National Geographic Channel have a wonderful discovery about the outcome of a giant centipede battling a grasshopper mouse. You can watch the video on the link provided below:


As shown on the video, the giant centipede had aggressively invaded the mouse's nest without fear. Those new born babies of the mother grasshopper mouse can easily be devoured by the giant centipede.

An interesting fact about a grasshopper mouse (especially females or mothers) is that, they won't back out from any challenge that involves threat to their offspring. And the most interesting fact is that, the females are the main combatants while the male goes to hide.

Going back into the video, the mother mouse went to confront the giant centipede. Their battle involves lightning-reflexes that when one of them receives a "vital hit", surely the creature that got hit will be the end of it. Fortunately, the grasshopper mouse was able to pin and disable the giant centipede saving its young from the unwary predator.

Snake versus Giant Centipede

Snake do belong into the "reptilian" world of creatures (while centipedes into the world of insects), but do you know that some giant centipede can go over-board by also attacking snakes as their prey?

The majority of individuals claim that there is no way for a snake to fall as prey by any giant centipedes. It's because any snake can easily crush the centipede with their constricting-body (or inject their poisonous venom with their fangs). However, this was not the case from an interesting encounter between a giant centipede and snake in the plantation area in Penang, Malaysia.

Here's the video that went viral around the web which was about a giant centipede feeding on its snake prey:


As shown on the video, you can see that the giant centipede had genuinely grabbed the lower-half portion of the snake's body. The snake seem to panicked probably it doesn't know what to do. Suddenly, the snake rolled and twisted around showing some kind of painful struggle. At this point, the giant centipede had actually embedded its fangs deep into the snake's flesh.

After a few more minutes, the centipede's venom finally took effect where the snake can no longer move.

Giant Centipede versus a Young Viper Snake

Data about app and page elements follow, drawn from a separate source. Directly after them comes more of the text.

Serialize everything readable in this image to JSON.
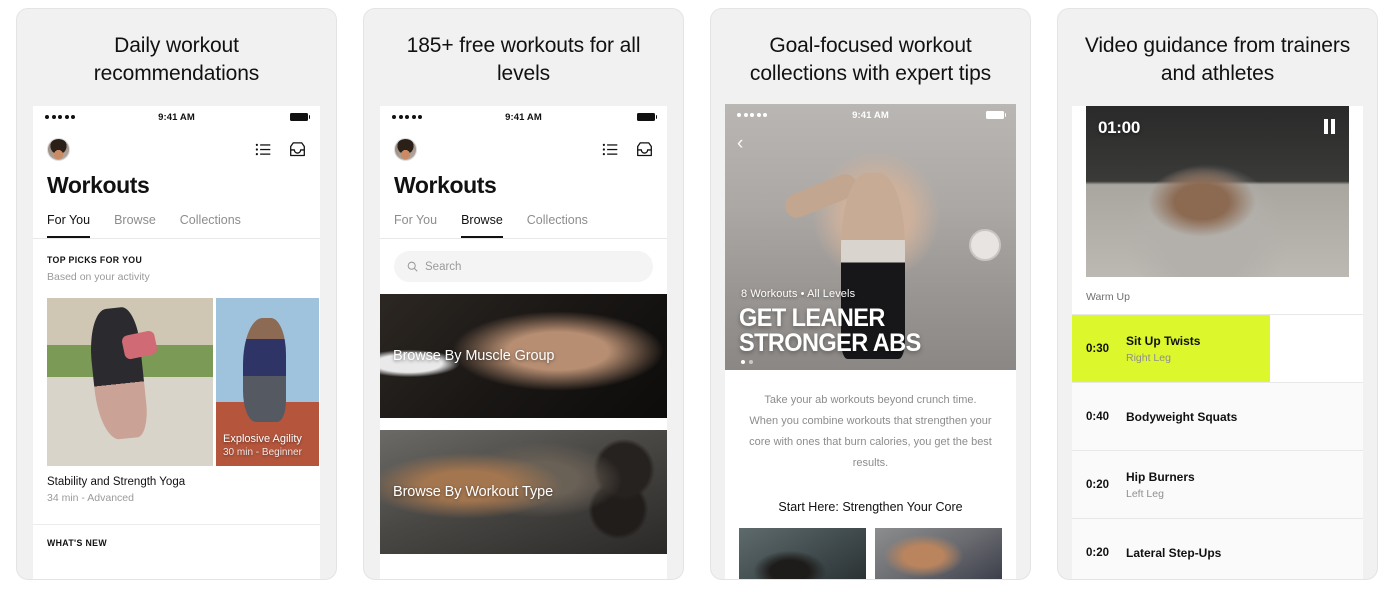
{
  "cards": [
    {
      "title": "Daily workout recommendations",
      "phone": {
        "clock": "9:41 AM",
        "app_title": "Workouts",
        "tabs": [
          {
            "label": "For You",
            "active": true
          },
          {
            "label": "Browse",
            "active": false
          },
          {
            "label": "Collections",
            "active": false
          }
        ],
        "section_eyebrow": "TOP PICKS FOR YOU",
        "section_sub": "Based on your activity",
        "primary_card": {
          "title": "Stability and Strength Yoga",
          "meta": "34 min - Advanced"
        },
        "secondary_card": {
          "title": "Explosive Agility",
          "meta": "30 min - Beginner"
        },
        "next_eyebrow": "WHAT'S NEW",
        "icons": {
          "list": "list-icon",
          "inbox": "inbox-icon",
          "avatar": "avatar"
        }
      }
    },
    {
      "title": "185+ free workouts for all levels",
      "phone": {
        "clock": "9:41 AM",
        "app_title": "Workouts",
        "tabs": [
          {
            "label": "For You",
            "active": false
          },
          {
            "label": "Browse",
            "active": true
          },
          {
            "label": "Collections",
            "active": false
          }
        ],
        "search_placeholder": "Search",
        "tiles": [
          {
            "label": "Browse By Muscle Group"
          },
          {
            "label": "Browse By Workout Type"
          }
        ]
      }
    },
    {
      "title": "Goal-focused workout collections with expert tips",
      "phone": {
        "clock": "9:41 AM",
        "hero_kicker": "8 Workouts • All Levels",
        "hero_title_line1": "GET LEANER",
        "hero_title_line2": "STRONGER ABS",
        "paragraph": "Take your ab workouts beyond crunch time. When you combine workouts that strengthen your core with ones that burn calories, you get the best results.",
        "start_here": "Start Here: Strengthen Your Core",
        "back_icon": "chevron-left-icon"
      }
    },
    {
      "title": "Video guidance from trainers and athletes",
      "phone": {
        "timer": "01:00",
        "pause_icon": "pause-icon",
        "section_label": "Warm Up",
        "exercises": [
          {
            "time": "0:30",
            "name": "Sit Up Twists",
            "detail": "Right Leg",
            "highlight": true,
            "progress": 68
          },
          {
            "time": "0:40",
            "name": "Bodyweight Squats",
            "detail": "",
            "highlight": false,
            "progress": 0
          },
          {
            "time": "0:20",
            "name": "Hip Burners",
            "detail": "Left Leg",
            "highlight": false,
            "progress": 0
          },
          {
            "time": "0:20",
            "name": "Lateral Step-Ups",
            "detail": "",
            "highlight": false,
            "progress": 0
          }
        ]
      }
    }
  ],
  "colors": {
    "highlight": "#dcf72b",
    "text": "#111111",
    "muted": "#8f8f8f",
    "card_bg": "#f1f1f1"
  }
}
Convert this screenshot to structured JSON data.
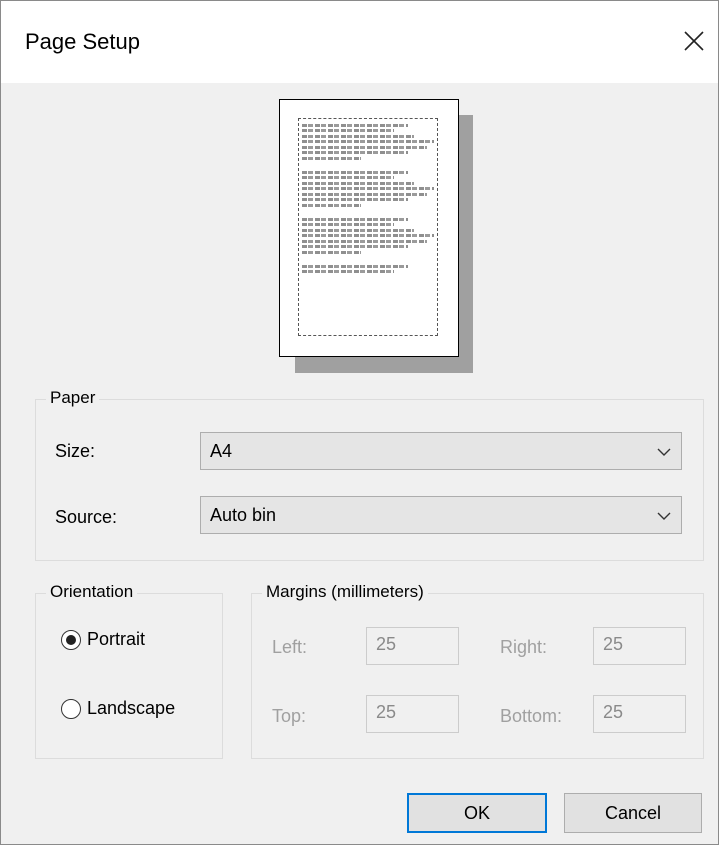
{
  "window": {
    "title": "Page Setup",
    "close_icon": "close-icon"
  },
  "paper": {
    "legend": "Paper",
    "size_label": "Size:",
    "size_value": "A4",
    "source_label": "Source:",
    "source_value": "Auto bin"
  },
  "orientation": {
    "legend": "Orientation",
    "portrait_label": "Portrait",
    "landscape_label": "Landscape",
    "selected": "Portrait"
  },
  "margins": {
    "legend": "Margins (millimeters)",
    "left_label": "Left:",
    "left_value": "25",
    "right_label": "Right:",
    "right_value": "25",
    "top_label": "Top:",
    "top_value": "25",
    "bottom_label": "Bottom:",
    "bottom_value": "25"
  },
  "buttons": {
    "ok": "OK",
    "cancel": "Cancel"
  },
  "colors": {
    "accent": "#0078d7"
  }
}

In the Island of Macedonia, Golem Grad which is also known as "Snake Island", a group of scientists were surprised on what they had found on their exploration around the island. They had surprising encountered a young dead viper snake with a head and nose of a giant centipede sticking out from its stomach.

The scientists took both of the creatures in an attempt to solve the mystery. To find out the answer, they had dissected the snake's body to take the centipede out.

According to the scientists' speculations, both creatures had a duel and at some point, the viper managed to devour the centipede as a whole but still remained alive. Since the giant centipede was still alive, it chewed and ate the inside tissues of the snake. This was due to the findings of the scientists that the internal organs of the snake got dissolved and what only remains were the snake's stomach-wall. As a result, the snake died while the giant centipede died from suffocation or got poisoned by the snake's deadly venom.

The young snake viper measures exactly 20 centipedes in length while the giant centipede was about 16 centimeters. Thus, their difference in length is only 4 centimeters.

Wild Forest Ground

Overall, wild or giant centipedes have proven that they are indeed at the top of the food-chain specifically in the world of small creatures.